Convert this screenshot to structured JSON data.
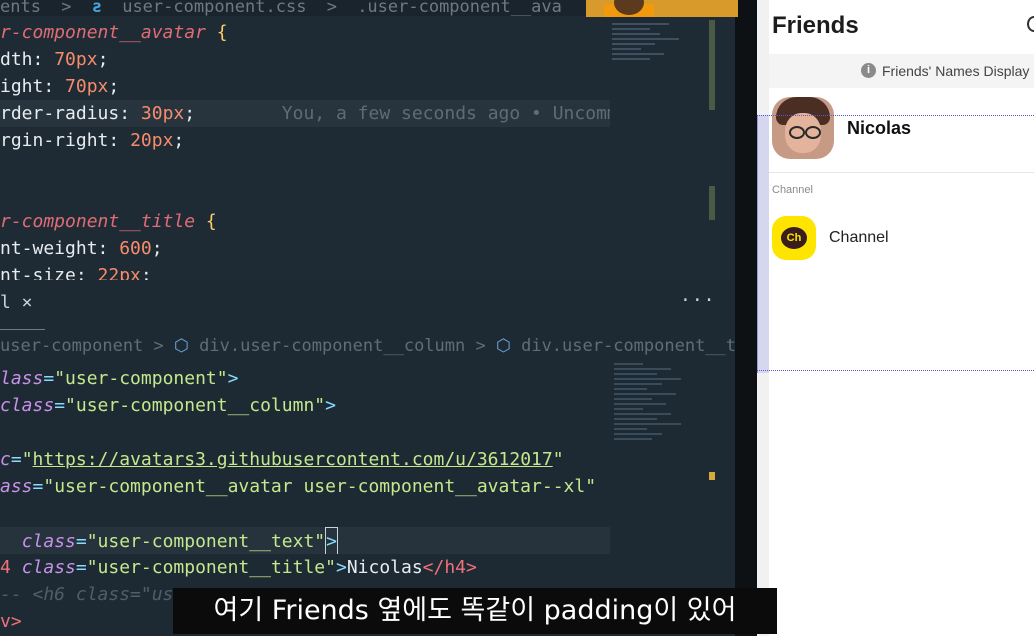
{
  "editor_top": {
    "breadcrumb": [
      "ents",
      ">",
      "user-component.css",
      ">",
      ".user-component__ava"
    ],
    "lines": [
      {
        "selector": "r-component__avatar",
        "brace": "{"
      },
      {
        "prop": "dth:",
        "value": "70px",
        "end": ";"
      },
      {
        "prop": "ight:",
        "value": "70px",
        "end": ";"
      },
      {
        "prop": "rder-radius:",
        "value": "30px",
        "end": ";",
        "blame": "You, a few seconds ago • Uncommit"
      },
      {
        "prop": "rgin-right:",
        "value": "20px",
        "end": ";"
      },
      {
        "selector": "r-component__title",
        "brace": "{"
      },
      {
        "prop": "nt-weight:",
        "value": "600",
        "end": ";"
      },
      {
        "prop": "nt-size:",
        "value": "22px",
        "end": ";"
      }
    ]
  },
  "editor_bottom": {
    "tab_label": "l ×",
    "more_label": "···",
    "breadcrumb": [
      "user-component",
      ">",
      "div.user-component__column",
      ">",
      "div.user-component__text"
    ],
    "lines": {
      "l1_attr": "lass",
      "l1_eq": "=",
      "l1_str": "\"user-component\"",
      "l1_end": ">",
      "l2_attr": "class",
      "l2_eq": "=",
      "l2_str": "\"user-component__column\"",
      "l2_end": ">",
      "l3_attr": "c",
      "l3_eq": "=",
      "l3_q1": "\"",
      "l3_url": "https://avatars3.githubusercontent.com/u/3612017",
      "l3_q2": "\"",
      "l4_attr": "ass",
      "l4_eq": "=",
      "l4_str": "\"user-component__avatar user-component__avatar--xl\"",
      "l5_attr": "class",
      "l5_eq": "=",
      "l5_str": "\"user-component__text\"",
      "l5_end": ">",
      "l6_tag": "4",
      "l6_attr": "class",
      "l6_eq": "=",
      "l6_str": "\"user-component__title\"",
      "l6_gt": ">",
      "l6_text": "Nicolas",
      "l6_close": "</h4>",
      "l7_comment": "-- <h6 class=\"us",
      "l8_text": "v>"
    }
  },
  "app": {
    "title": "Friends",
    "banner_text": "Friends' Names Display",
    "info_glyph": "i",
    "profile_name": "Nicolas",
    "section_label": "Channel",
    "channel_badge": "Ch",
    "channel_name": "Channel"
  },
  "caption": "여기 Friends 옆에도 똑같이 padding이 있어"
}
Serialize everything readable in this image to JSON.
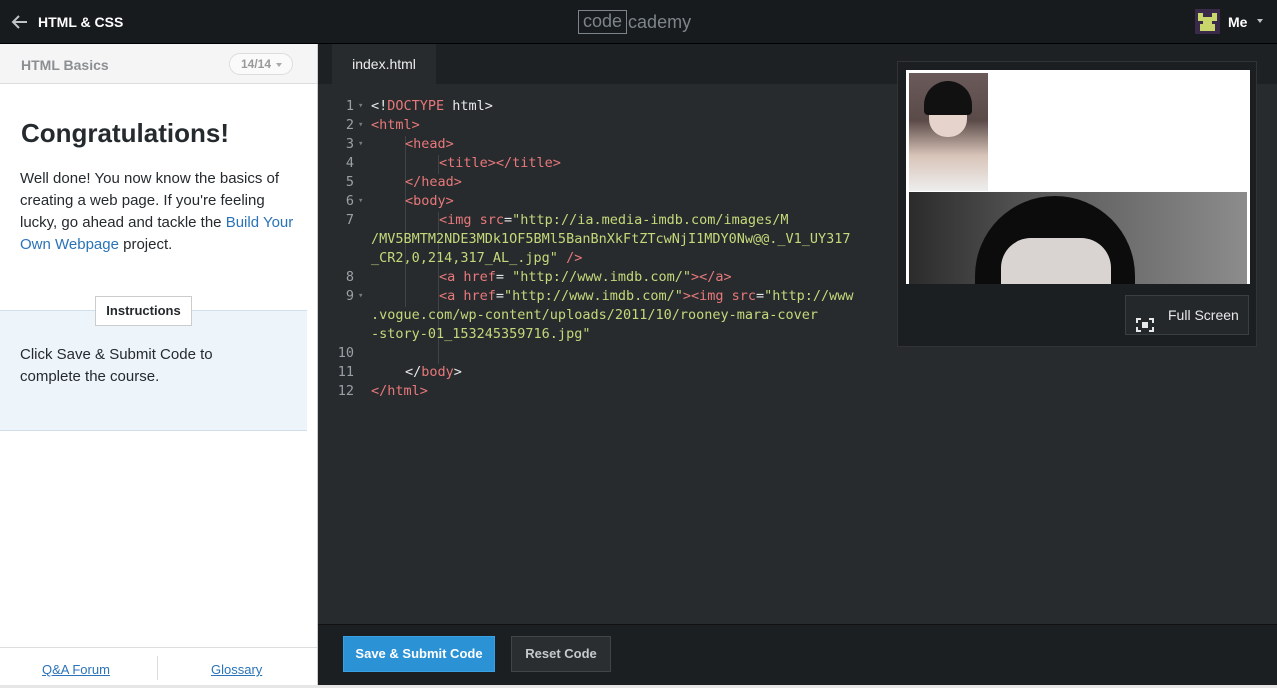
{
  "topbar": {
    "back_icon": "arrow-left-icon",
    "course_title": "HTML & CSS",
    "logo_boxed": "code",
    "logo_rest": "cademy",
    "user_name": "Me"
  },
  "lesson": {
    "section_name": "HTML Basics",
    "progress": "14/14",
    "heading": "Congratulations!",
    "desc_part1": "Well done! You now know the basics of creating a web page. If you're feeling lucky, go ahead and tackle the ",
    "desc_link": "Build Your Own Webpage",
    "desc_part2": " project.",
    "instructions_tab": "Instructions",
    "instructions_text": "Click Save & Submit Code to complete the course."
  },
  "footer": {
    "qa_link": "Q&A Forum",
    "glossary_link": "Glossary"
  },
  "editor": {
    "file_tab": "index.html",
    "line_numbers": [
      "1",
      "2",
      "3",
      "4",
      "5",
      "6",
      "7",
      "8",
      "9",
      "10",
      "11",
      "12"
    ],
    "code": {
      "l1_a": "<!",
      "l1_b": "DOCTYPE",
      "l1_c": " html>",
      "l2": "<html>",
      "l3": "<head>",
      "l4": "<title></title>",
      "l5": "</head>",
      "l6": "<body>",
      "l7_tag": "<img src",
      "l7_eq": "=",
      "l7_url1": "\"http://ia.media-imdb.com/images/M",
      "l7_url2": "/MV5BMTM2NDE3MDk1OF5BMl5BanBnXkFtZTcwNjI1MDY0Nw@@._V1_UY317",
      "l7_url3": "_CR2,0,214,317_AL_.jpg\"",
      "l7_close": " />",
      "l8_tag": "<a href",
      "l8_eq": "= ",
      "l8_url": "\"http://www.imdb.com/\"",
      "l8_close": "></a>",
      "l9_tag": "<a href",
      "l9_eq": "=",
      "l9_url": "\"http://www.imdb.com/\"",
      "l9_img": "><img src",
      "l9_eq2": "=",
      "l9_url2a": "\"http://www",
      "l9_url2b": ".vogue.com/wp-content/uploads/2011/10/rooney-mara-cover",
      "l9_url2c": "-story-01_153245359716.jpg\"",
      "l11_a": "</",
      "l11_b": "body",
      "l11_c": ">",
      "l12": "</html>"
    }
  },
  "preview": {
    "fullscreen_label": "Full Screen"
  },
  "actions": {
    "submit_label": "Save & Submit Code",
    "reset_label": "Reset Code"
  }
}
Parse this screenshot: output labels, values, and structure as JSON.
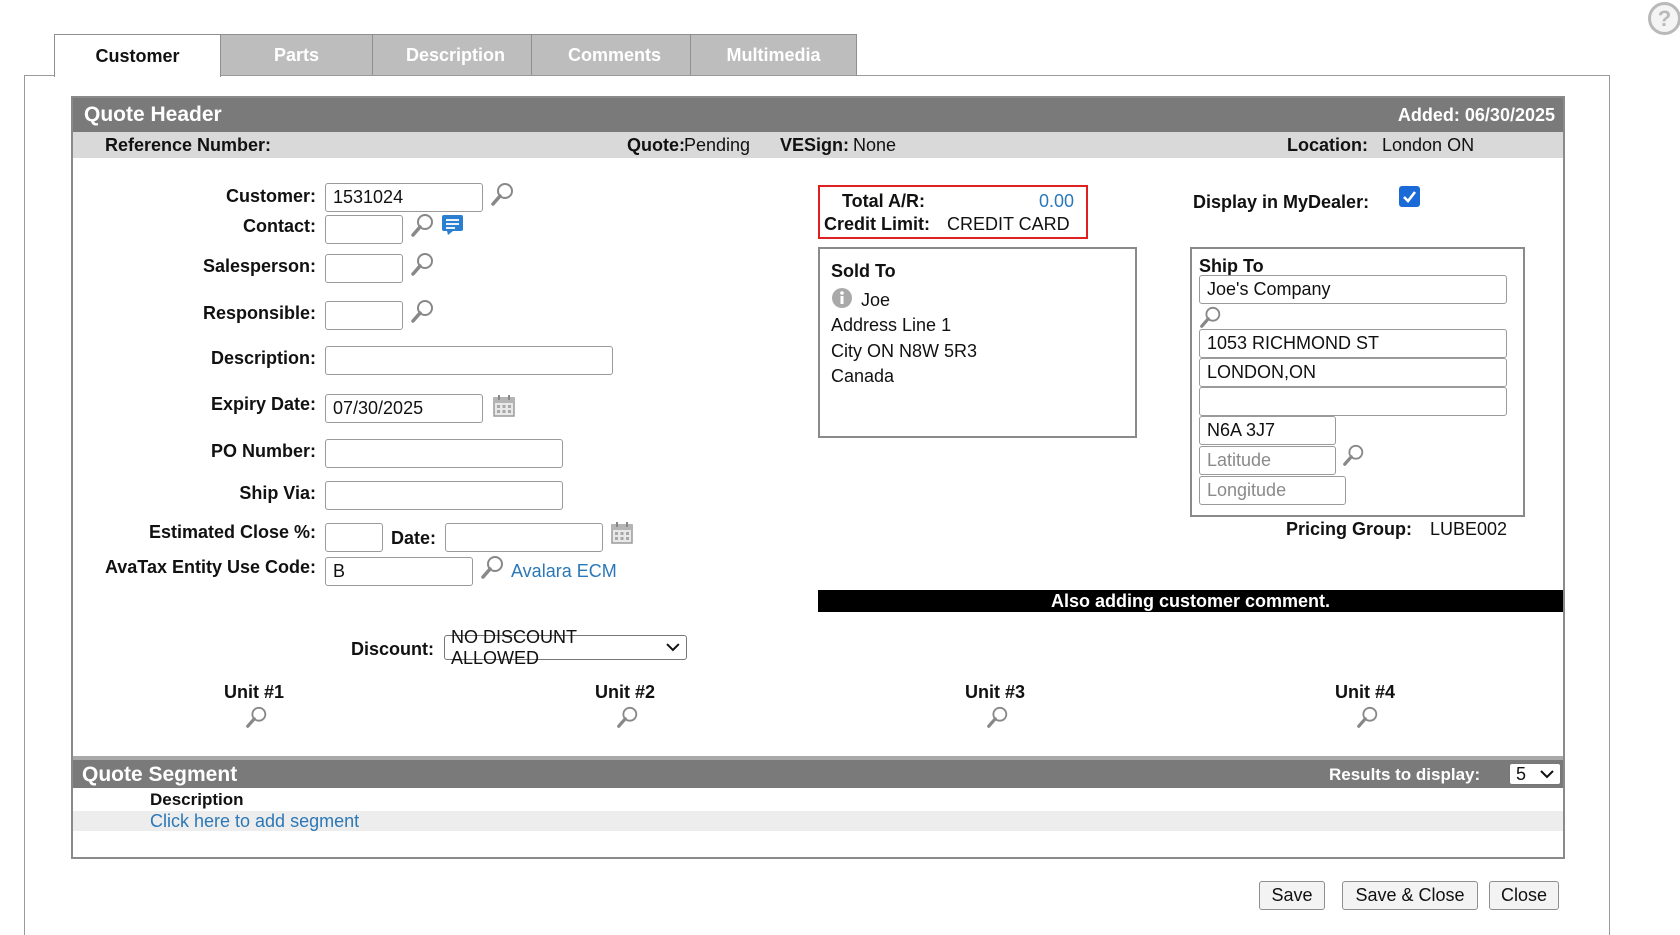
{
  "tabs": [
    "Customer",
    "Parts",
    "Description",
    "Comments",
    "Multimedia"
  ],
  "quote_header": {
    "title": "Quote Header",
    "added": "Added: 06/30/2025",
    "reference_label": "Reference Number:",
    "quote_label": "Quote:",
    "quote_value": "Pending",
    "vesign_label": "VESign:",
    "vesign_value": "None",
    "location_label": "Location:",
    "location_value": "London ON"
  },
  "form": {
    "customer_label": "Customer:",
    "customer_value": "1531024",
    "contact_label": "Contact:",
    "contact_value": "",
    "salesperson_label": "Salesperson:",
    "salesperson_value": "",
    "responsible_label": "Responsible:",
    "responsible_value": "",
    "description_label": "Description:",
    "description_value": "",
    "expiry_label": "Expiry Date:",
    "expiry_value": "07/30/2025",
    "po_label": "PO Number:",
    "po_value": "",
    "shipvia_label": "Ship Via:",
    "shipvia_value": "",
    "est_close_label": "Estimated Close %:",
    "est_close_value": "",
    "date_label": "Date:",
    "date_value": "",
    "avatax_label": "AvaTax Entity Use Code:",
    "avatax_value": "B",
    "avalara_link": "Avalara ECM",
    "discount_label": "Discount:",
    "discount_value": "NO DISCOUNT ALLOWED"
  },
  "ar": {
    "total_label": "Total A/R:",
    "total_value": "0.00",
    "credit_label": "Credit Limit:",
    "credit_value": "CREDIT CARD"
  },
  "display_mydealer": {
    "label": "Display in MyDealer:",
    "checked": true
  },
  "sold_to": {
    "title": "Sold To",
    "name": "Joe",
    "line1": "Address Line 1",
    "line2": "City ON N8W 5R3",
    "line3": "Canada"
  },
  "ship_to": {
    "title": "Ship To",
    "company": "Joe's Company",
    "address1": "1053 RICHMOND ST",
    "address2": "LONDON,ON",
    "address3": "",
    "postal": "N6A 3J7",
    "latitude_placeholder": "Latitude",
    "longitude_placeholder": "Longitude"
  },
  "pricing_group": {
    "label": "Pricing Group:",
    "value": "LUBE002"
  },
  "notice": "Also adding customer comment.",
  "units": [
    "Unit #1",
    "Unit #2",
    "Unit #3",
    "Unit #4"
  ],
  "quote_segment": {
    "title": "Quote Segment",
    "results_label": "Results to display:",
    "results_value": "5",
    "column_header": "Description",
    "add_link": "Click here to add segment"
  },
  "buttons": {
    "save": "Save",
    "save_close": "Save & Close",
    "close": "Close"
  },
  "colors": {
    "header_bar": "#7a7a7a",
    "subheader_bar": "#d9d9d9",
    "link": "#2b78b8",
    "ar_border": "#e02020",
    "notice_bar": "#000000",
    "checkbox": "#1a6ad8"
  }
}
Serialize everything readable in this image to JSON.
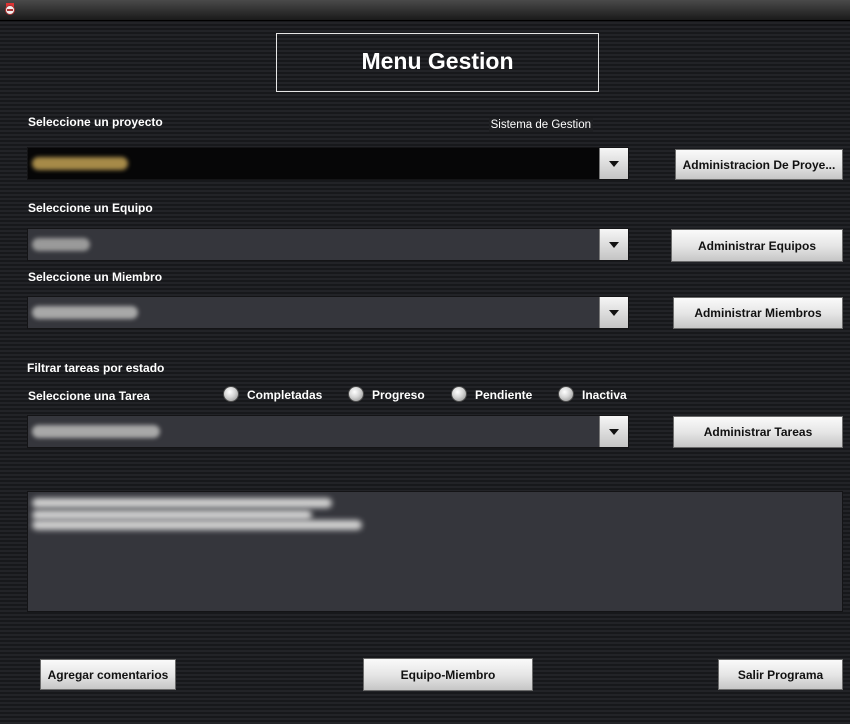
{
  "window": {
    "icon": "app-icon"
  },
  "header": {
    "title": "Menu Gestion",
    "subtitle": "Sistema de Gestion"
  },
  "project": {
    "label": "Seleccione un proyecto",
    "selected": "",
    "button": "Administracion De Proye..."
  },
  "team": {
    "label": "Seleccione un Equipo",
    "selected": "",
    "button": "Administrar Equipos"
  },
  "member": {
    "label": "Seleccione un Miembro",
    "selected": "",
    "button": "Administrar Miembros"
  },
  "filter": {
    "label": "Filtrar tareas por estado",
    "options": [
      "Completadas",
      "Progreso",
      "Pendiente",
      "Inactiva"
    ]
  },
  "task": {
    "label": "Seleccione una Tarea",
    "selected": "",
    "button": "Administrar Tareas"
  },
  "comments": {
    "text": ""
  },
  "footer": {
    "add_comments": "Agregar comentarios",
    "team_member": "Equipo-Miembro",
    "exit": "Salir Programa"
  }
}
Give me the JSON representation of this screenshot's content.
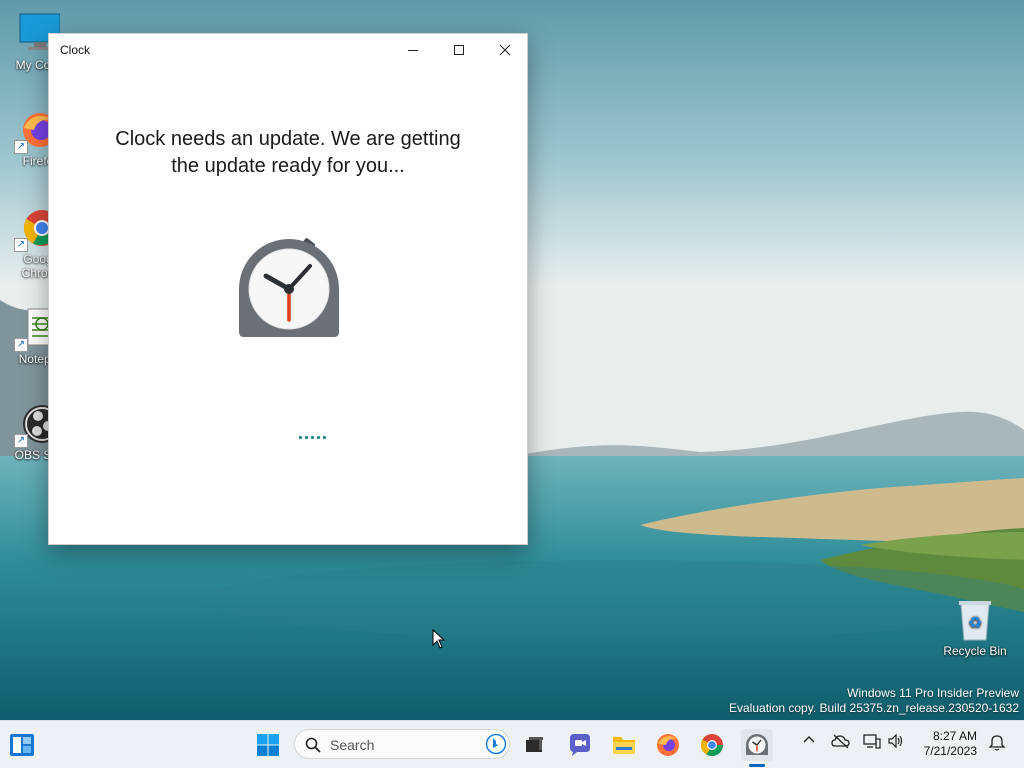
{
  "desktop": {
    "icons": [
      {
        "label": "My Com",
        "icon": "computer-icon"
      },
      {
        "label": "Firefo",
        "icon": "firefox-icon"
      },
      {
        "label": "Goog",
        "label2": "Chron",
        "icon": "chrome-icon"
      },
      {
        "label": "Notepa",
        "icon": "notepad-icon"
      },
      {
        "label": "OBS Stu",
        "icon": "obs-icon"
      }
    ],
    "recycle_bin": {
      "label": "Recycle Bin",
      "icon": "recycle-bin-icon"
    },
    "watermark": {
      "line1": "Windows 11 Pro Insider Preview",
      "line2": "Evaluation copy. Build 25375.zn_release.230520-1632"
    }
  },
  "window": {
    "title": "Clock",
    "minimize_icon": "minimize-icon",
    "maximize_icon": "maximize-icon",
    "close_icon": "close-icon",
    "message_line1": "Clock needs an update. We are getting",
    "message_line2": "the update ready for you...",
    "app_icon": "stopwatch-clock-icon",
    "accent": "#007d8a"
  },
  "taskbar": {
    "widgets_icon": "widgets-icon",
    "start_icon": "windows-start-icon",
    "search": {
      "placeholder": "Search",
      "bing_icon": "bing-icon"
    },
    "pinned": [
      "task-view-icon",
      "chat-icon",
      "file-explorer-icon",
      "firefox-icon",
      "chrome-icon",
      "clock-app-icon"
    ],
    "tray": {
      "chevron": "chevron-up-icon",
      "onedrive": "onedrive-icon",
      "network": "network-icon",
      "volume": "volume-icon",
      "time": "8:27 AM",
      "date": "7/21/2023",
      "notification": "notification-icon"
    }
  }
}
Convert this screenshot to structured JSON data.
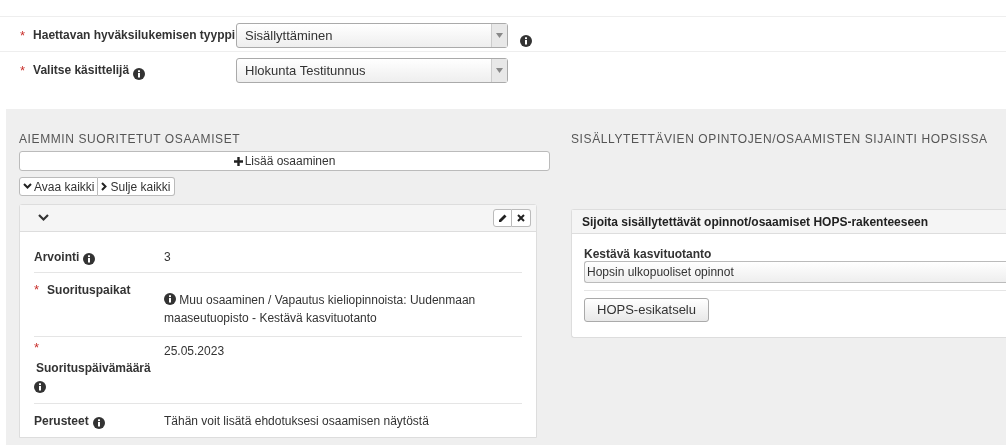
{
  "form_fields": [
    {
      "required_mark": "*",
      "label": "Haettavan hyväksilukemisen tyyppi",
      "label_info": false,
      "value": "Sisällyttäminen",
      "after_info": true
    },
    {
      "required_mark": "*",
      "label": "Valitse käsittelijä",
      "label_info": true,
      "value": "Hlokunta Testitunnus",
      "after_info": false
    }
  ],
  "left_section": {
    "heading": "AIEMMIN SUORITETUT OSAAMISET",
    "add_button": "Lisää osaaminen",
    "expand_all": "Avaa kaikki",
    "collapse_all": "Sulje kaikki",
    "card": {
      "expanded": true,
      "rows": [
        {
          "label": "Arvointi",
          "required_mark": null,
          "label_info": true,
          "value": "3",
          "value_info": false
        },
        {
          "label": "Suorituspaikat",
          "required_mark": "*",
          "label_info": false,
          "value": "Muu osaaminen / Vapautus kieliopinnoista: Uudenmaan maaseutuopisto - Kestävä kasvituotanto",
          "value_info": true
        },
        {
          "label": "Suorituspäivämäärä",
          "required_mark": "*",
          "label_info": true,
          "value": "25.05.2023",
          "value_info": false,
          "stacked": true
        },
        {
          "label": "Perusteet",
          "required_mark": null,
          "label_info": true,
          "value": "Tähän voit lisätä ehdotuksesi osaamisen näytöstä",
          "value_info": false
        }
      ]
    }
  },
  "right_section": {
    "heading": "SISÄLLYTETTÄVIEN OPINTOJEN/OSAAMISTEN SIJAINTI HOPSISSA",
    "card_title": "Sijoita sisällytettävät opinnot/osaamiset HOPS-rakenteeseen",
    "group_label": "Kestävä kasvituotanto",
    "select_value": "Hopsin ulkopuoliset opinnot",
    "preview_button": "HOPS-esikatselu"
  }
}
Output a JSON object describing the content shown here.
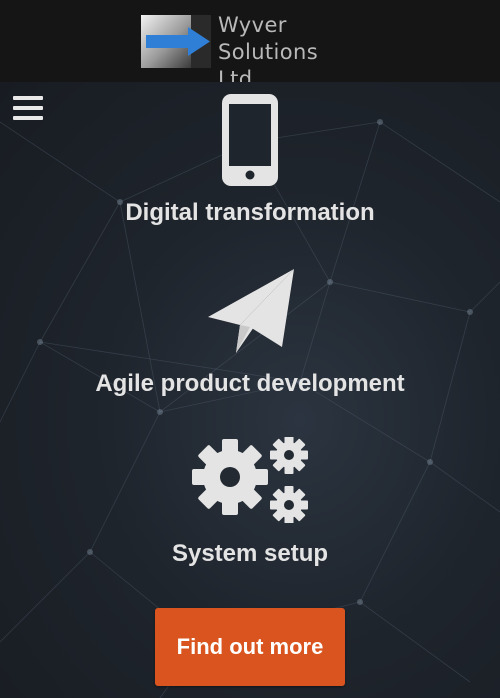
{
  "header": {
    "logo_line1": "Wyver",
    "logo_line2": "Solutions Ltd",
    "logo_icon": "arrow-logo-icon"
  },
  "nav": {
    "menu_icon": "hamburger-menu-icon"
  },
  "features": [
    {
      "title": "Digital transformation",
      "icon": "smartphone-icon"
    },
    {
      "title": "Agile product development",
      "icon": "paper-plane-icon"
    },
    {
      "title": "System setup",
      "icon": "gears-icon"
    }
  ],
  "cta": {
    "label": "Find out more"
  },
  "colors": {
    "header_bg": "#151515",
    "hero_bg": "#1f252d",
    "text": "#e4e4e4",
    "accent": "#d9541e",
    "logo_arrow": "#2f7fd6"
  }
}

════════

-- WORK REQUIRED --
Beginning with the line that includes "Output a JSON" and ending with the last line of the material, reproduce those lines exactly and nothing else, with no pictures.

-- TASK ANSWER --
Output a JSON object describing the content shown here.
{
  "header": {
    "logo_line1": "Wyver",
    "logo_line2": "Solutions Ltd",
    "logo_icon": "arrow-logo-icon"
  },
  "nav": {
    "menu_icon": "hamburger-menu-icon"
  },
  "features": [
    {
      "title": "Digital transformation",
      "icon": "smartphone-icon"
    },
    {
      "title": "Agile product development",
      "icon": "paper-plane-icon"
    },
    {
      "title": "System setup",
      "icon": "gears-icon"
    }
  ],
  "cta": {
    "label": "Find out more"
  },
  "colors": {
    "header_bg": "#151515",
    "hero_bg": "#1f252d",
    "text": "#e4e4e4",
    "accent": "#d9541e",
    "logo_arrow": "#2f7fd6"
  }
}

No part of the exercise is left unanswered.